▸ **INPUT FOR THIS TASK**:

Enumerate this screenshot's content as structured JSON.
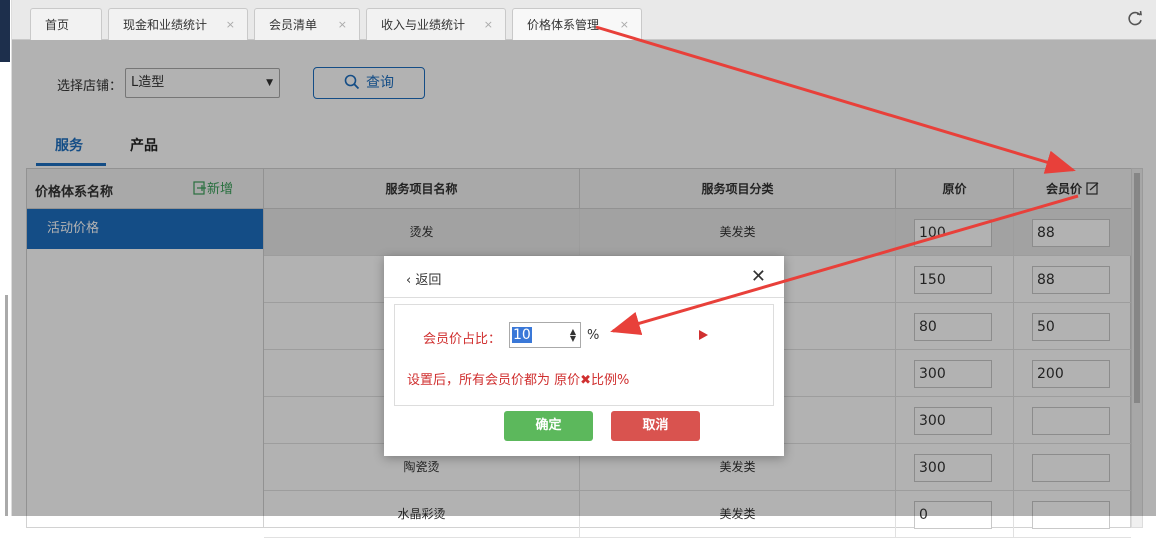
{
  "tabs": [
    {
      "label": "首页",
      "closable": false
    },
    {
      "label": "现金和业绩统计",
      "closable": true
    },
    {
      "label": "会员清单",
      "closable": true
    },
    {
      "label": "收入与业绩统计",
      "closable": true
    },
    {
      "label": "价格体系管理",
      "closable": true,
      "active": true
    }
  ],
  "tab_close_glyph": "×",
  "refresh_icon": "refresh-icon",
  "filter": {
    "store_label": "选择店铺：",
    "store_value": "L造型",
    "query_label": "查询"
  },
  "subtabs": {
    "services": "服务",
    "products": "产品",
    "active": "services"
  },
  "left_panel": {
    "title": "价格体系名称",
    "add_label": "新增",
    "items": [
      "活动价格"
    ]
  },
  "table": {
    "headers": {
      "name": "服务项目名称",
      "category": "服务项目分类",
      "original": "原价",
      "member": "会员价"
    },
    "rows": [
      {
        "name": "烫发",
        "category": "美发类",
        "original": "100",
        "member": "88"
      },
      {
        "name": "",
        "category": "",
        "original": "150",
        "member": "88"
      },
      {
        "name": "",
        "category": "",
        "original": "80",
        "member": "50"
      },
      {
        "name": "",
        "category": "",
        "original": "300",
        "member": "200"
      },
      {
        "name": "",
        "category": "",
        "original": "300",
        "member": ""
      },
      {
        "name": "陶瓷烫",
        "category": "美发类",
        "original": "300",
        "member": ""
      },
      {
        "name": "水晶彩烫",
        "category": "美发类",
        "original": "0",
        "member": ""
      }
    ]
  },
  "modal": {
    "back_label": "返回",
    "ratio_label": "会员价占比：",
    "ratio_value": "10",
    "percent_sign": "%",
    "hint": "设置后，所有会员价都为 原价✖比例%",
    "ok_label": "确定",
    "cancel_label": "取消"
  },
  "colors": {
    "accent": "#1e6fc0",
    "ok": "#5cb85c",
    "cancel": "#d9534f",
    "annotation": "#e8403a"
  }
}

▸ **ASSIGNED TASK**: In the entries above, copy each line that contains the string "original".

▸ **WRITTEN ANSWER**:
      "original": "原价",
        "original": "100",
        "original": "150",
        "original": "80",
        "original": "300",
        "original": "300",
        "original": "300",
        "original": "0",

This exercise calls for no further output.